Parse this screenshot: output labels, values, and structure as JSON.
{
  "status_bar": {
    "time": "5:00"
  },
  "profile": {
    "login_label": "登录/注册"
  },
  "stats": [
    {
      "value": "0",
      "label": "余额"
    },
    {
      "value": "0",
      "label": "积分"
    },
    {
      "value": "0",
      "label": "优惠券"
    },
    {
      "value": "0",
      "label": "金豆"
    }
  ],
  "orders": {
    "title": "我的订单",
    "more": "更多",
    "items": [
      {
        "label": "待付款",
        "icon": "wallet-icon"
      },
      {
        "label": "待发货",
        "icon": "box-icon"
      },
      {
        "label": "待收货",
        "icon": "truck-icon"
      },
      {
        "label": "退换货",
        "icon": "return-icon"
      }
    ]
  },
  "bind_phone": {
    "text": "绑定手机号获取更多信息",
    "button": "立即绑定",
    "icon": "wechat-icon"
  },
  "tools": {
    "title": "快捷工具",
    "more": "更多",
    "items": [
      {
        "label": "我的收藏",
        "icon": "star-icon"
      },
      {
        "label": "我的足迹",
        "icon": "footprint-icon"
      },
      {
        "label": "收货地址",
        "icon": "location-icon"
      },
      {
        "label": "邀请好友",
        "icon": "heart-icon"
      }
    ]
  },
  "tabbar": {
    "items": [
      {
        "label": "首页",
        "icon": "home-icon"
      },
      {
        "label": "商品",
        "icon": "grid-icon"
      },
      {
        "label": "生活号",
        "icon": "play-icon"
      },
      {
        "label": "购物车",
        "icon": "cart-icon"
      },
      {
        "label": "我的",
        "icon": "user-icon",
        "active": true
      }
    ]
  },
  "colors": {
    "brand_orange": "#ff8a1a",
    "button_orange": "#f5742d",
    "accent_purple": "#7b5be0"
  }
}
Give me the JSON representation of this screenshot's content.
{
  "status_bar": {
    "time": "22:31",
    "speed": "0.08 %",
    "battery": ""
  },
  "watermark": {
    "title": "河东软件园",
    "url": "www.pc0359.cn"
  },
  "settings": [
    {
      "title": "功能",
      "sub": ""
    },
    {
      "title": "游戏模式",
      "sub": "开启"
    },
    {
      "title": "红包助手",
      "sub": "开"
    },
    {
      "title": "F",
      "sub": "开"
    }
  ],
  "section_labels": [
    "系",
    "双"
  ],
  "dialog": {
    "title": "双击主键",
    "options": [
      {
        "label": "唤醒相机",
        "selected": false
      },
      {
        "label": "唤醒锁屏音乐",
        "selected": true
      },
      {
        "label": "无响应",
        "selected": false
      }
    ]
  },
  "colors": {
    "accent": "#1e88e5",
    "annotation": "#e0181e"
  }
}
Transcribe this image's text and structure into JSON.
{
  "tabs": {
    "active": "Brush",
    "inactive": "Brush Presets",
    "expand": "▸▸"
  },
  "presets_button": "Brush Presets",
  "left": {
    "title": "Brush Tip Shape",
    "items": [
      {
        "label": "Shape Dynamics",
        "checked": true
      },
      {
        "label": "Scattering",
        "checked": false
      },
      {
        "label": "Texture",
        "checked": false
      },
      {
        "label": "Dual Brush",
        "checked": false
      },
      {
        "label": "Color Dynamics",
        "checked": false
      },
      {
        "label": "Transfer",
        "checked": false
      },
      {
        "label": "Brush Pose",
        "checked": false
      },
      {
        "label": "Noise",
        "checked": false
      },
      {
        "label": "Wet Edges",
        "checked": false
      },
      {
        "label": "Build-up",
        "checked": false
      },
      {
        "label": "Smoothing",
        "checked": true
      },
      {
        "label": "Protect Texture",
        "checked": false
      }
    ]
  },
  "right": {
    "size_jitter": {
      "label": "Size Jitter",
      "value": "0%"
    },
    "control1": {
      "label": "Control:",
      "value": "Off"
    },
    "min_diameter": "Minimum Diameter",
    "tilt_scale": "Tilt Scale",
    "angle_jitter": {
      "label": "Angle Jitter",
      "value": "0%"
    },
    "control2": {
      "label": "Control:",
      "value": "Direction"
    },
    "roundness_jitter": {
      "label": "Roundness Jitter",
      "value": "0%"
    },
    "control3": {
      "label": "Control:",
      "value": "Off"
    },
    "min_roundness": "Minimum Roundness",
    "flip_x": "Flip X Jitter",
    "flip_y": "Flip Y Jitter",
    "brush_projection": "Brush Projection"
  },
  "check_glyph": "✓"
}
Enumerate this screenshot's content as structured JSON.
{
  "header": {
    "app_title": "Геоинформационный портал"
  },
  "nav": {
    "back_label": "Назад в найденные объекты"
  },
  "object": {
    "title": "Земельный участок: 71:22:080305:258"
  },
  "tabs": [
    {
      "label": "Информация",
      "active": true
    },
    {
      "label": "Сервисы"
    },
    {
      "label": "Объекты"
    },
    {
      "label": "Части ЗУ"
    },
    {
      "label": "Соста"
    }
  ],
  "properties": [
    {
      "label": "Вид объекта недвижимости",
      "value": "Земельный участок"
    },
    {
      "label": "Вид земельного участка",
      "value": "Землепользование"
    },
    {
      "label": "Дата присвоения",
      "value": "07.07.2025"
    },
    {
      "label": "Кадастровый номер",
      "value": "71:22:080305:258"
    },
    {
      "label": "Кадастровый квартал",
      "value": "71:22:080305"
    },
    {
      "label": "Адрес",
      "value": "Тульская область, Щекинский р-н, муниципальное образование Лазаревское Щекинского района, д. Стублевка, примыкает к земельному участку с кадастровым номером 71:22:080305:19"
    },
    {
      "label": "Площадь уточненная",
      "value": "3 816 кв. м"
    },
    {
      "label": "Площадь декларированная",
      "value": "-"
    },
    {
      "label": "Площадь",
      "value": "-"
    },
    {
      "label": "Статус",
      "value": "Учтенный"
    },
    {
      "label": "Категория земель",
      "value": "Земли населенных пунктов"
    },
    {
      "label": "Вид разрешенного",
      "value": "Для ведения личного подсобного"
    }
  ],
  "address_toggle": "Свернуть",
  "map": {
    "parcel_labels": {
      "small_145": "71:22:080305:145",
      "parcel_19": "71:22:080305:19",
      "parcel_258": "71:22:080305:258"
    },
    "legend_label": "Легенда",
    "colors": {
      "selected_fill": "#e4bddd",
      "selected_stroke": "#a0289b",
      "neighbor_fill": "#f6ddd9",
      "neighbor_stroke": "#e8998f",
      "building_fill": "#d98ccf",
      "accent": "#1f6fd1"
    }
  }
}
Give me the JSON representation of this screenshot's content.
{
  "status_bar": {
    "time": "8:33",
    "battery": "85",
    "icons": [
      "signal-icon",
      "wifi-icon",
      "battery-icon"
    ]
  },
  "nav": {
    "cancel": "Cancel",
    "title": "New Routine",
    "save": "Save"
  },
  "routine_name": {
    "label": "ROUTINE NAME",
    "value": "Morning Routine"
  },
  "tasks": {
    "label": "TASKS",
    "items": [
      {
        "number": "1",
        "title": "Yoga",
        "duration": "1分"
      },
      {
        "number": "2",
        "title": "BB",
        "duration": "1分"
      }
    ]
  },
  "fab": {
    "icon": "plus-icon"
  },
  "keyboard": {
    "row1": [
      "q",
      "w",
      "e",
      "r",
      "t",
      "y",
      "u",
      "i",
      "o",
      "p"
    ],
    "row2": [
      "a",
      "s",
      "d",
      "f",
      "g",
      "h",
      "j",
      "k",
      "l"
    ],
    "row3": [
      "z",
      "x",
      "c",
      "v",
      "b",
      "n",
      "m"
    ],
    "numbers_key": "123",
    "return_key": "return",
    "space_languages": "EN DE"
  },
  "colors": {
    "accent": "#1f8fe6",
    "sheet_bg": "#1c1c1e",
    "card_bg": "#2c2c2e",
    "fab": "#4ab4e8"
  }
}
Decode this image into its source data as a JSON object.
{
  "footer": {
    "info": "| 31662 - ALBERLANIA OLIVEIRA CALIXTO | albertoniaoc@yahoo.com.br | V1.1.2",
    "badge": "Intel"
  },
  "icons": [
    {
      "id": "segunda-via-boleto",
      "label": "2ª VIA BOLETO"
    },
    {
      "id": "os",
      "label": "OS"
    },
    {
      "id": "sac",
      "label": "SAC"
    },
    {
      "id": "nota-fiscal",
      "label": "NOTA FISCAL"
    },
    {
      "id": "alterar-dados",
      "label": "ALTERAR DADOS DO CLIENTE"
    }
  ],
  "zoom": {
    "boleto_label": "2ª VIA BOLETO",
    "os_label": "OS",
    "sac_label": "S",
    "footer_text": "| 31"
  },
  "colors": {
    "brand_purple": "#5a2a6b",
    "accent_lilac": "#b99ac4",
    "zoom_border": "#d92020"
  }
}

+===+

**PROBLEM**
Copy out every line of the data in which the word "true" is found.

**RESPONSE TO THE TASK**
        "active": true
        "selected": true
        "checked": true
        "checked": true
      "active": true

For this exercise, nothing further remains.